Although most any paint will stick to epoxy, it will eventually peel up unless the epoxy is conditioned to promote adhesion prior to application. Once the old epoxy is properly prepared, there are a variety of paint choices available. However, certain paints are more suitable for particular surfaces depending on their location and function.
Video of the Day
Unlike ordinary acrylic latex and oil-based paints, epoxy paint is a two-part coating consisting of a catalyst and a resin. When the two parts are combined, they form a hard, glossy coating. Because epoxy is so durable, it is ill-suited for paint adhesion and must be conditioned or it will reject new paint.
No type of paint will bond to unprepared epoxy paint. Because epoxy painted surfaces don't allow adhesion, they must be abraded before they will accept new paint. Sanding the old epoxy finish with a 120- to 220-grit sandpaper will promote adhesion. Using a power sander will ease the process. Once the epoxy has been abraded, any type of paint will bond to it.
Because flooring is subject to a large amount of duress, it requires a paint that can hold up to a large amount of adversity. Old epoxy-coated floors should be coated with an acrylic floor paint or another epoxy-based paint.
Unless they are galvanized, metallic surfaces will eventually rust when exposed to air and moisture. Often this rust will bleed through epoxy finishes. In these instances, the surface must be coated with an iron oxide primer. Afterward, an enamel paint should be applied because it is best suited for adhering to iron oxide primer.
Fiberglass and Vinyl

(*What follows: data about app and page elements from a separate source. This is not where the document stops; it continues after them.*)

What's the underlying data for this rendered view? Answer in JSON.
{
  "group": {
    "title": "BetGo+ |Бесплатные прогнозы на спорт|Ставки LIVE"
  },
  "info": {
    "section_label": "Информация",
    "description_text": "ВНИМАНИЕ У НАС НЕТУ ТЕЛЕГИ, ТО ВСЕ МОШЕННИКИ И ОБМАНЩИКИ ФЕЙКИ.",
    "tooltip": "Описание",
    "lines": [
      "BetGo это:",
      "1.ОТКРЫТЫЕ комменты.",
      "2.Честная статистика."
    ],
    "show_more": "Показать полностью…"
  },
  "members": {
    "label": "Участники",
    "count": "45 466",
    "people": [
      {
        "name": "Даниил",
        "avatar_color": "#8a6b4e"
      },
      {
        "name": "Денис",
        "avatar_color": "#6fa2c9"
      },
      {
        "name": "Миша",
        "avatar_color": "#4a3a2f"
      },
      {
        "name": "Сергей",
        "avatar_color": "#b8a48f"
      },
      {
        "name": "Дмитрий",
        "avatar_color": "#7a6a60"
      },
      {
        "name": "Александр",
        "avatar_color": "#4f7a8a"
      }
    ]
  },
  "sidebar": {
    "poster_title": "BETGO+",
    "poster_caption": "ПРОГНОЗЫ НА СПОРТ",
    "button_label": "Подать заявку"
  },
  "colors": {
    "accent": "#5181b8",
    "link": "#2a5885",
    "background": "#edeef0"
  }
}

Epoxy coated fiberglass surfaces like surfboards and skateboards should be coated with either a fresh coat of epoxy paint or a PPG automobile paint. Ordinary latex paints will not provide enough durability, and oil-based enamels may eventually chip.